Dataset records:
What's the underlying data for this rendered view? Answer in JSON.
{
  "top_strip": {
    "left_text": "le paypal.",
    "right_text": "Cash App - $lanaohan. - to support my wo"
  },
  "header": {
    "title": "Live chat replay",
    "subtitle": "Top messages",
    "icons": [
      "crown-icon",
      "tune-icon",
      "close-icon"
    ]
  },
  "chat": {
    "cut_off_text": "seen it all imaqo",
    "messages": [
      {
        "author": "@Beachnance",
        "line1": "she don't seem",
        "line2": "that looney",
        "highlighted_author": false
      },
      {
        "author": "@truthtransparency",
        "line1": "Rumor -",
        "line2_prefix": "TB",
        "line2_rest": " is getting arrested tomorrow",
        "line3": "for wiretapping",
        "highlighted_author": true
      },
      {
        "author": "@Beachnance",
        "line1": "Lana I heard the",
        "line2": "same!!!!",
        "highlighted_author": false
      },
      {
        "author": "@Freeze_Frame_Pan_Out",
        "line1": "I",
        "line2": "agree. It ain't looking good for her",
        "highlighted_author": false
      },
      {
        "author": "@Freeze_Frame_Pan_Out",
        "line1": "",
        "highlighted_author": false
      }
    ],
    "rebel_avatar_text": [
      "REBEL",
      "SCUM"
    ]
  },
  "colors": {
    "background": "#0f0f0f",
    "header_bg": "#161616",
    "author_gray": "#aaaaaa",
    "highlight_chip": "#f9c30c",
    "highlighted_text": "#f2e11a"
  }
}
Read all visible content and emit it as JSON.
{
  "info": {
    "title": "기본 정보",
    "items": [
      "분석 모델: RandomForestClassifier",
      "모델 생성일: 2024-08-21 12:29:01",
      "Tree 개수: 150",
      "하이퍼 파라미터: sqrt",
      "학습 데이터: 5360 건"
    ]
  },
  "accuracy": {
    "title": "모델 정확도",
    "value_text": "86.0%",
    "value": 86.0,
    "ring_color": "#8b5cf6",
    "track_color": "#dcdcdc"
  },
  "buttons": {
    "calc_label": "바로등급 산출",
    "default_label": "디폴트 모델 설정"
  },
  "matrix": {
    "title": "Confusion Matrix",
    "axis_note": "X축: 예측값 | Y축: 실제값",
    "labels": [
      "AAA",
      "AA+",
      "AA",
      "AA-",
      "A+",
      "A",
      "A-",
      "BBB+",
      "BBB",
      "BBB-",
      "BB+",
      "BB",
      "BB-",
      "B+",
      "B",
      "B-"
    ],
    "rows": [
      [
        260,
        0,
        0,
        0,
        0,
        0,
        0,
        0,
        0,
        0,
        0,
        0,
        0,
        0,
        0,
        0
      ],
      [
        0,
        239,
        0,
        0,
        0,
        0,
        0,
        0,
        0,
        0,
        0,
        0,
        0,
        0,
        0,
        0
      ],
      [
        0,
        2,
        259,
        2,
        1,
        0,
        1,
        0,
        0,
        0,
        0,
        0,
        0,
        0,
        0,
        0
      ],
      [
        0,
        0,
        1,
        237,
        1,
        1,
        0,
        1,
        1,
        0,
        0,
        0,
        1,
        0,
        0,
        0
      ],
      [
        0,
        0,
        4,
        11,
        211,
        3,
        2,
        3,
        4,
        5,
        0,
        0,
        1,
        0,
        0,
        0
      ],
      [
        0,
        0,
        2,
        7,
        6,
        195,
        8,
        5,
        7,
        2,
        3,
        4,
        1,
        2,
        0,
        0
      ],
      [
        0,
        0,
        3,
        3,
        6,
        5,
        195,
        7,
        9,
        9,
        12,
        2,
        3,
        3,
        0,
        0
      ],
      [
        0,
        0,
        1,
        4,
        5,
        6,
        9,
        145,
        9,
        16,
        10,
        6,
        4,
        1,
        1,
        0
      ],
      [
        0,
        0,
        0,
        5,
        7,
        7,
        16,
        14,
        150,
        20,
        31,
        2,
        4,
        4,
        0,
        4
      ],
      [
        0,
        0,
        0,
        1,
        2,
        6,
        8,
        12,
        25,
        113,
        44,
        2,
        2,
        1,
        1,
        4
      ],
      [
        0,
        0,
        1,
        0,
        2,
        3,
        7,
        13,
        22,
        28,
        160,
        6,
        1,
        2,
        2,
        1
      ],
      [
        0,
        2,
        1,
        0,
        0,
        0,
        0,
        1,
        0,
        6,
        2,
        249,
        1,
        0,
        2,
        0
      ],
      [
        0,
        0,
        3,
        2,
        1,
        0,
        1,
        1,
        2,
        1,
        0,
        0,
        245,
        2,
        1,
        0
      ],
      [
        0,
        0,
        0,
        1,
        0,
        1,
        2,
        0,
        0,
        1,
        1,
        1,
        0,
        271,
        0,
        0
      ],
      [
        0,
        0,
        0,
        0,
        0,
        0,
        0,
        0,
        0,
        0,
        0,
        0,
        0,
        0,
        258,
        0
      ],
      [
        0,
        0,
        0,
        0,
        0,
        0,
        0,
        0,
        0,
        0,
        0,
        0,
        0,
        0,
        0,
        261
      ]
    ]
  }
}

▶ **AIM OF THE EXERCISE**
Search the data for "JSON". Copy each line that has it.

▶ **THE COMPLETED TASK**
What's the underlying data for this rendered view? Answer in JSON.
Read all visible content and emit it as JSON.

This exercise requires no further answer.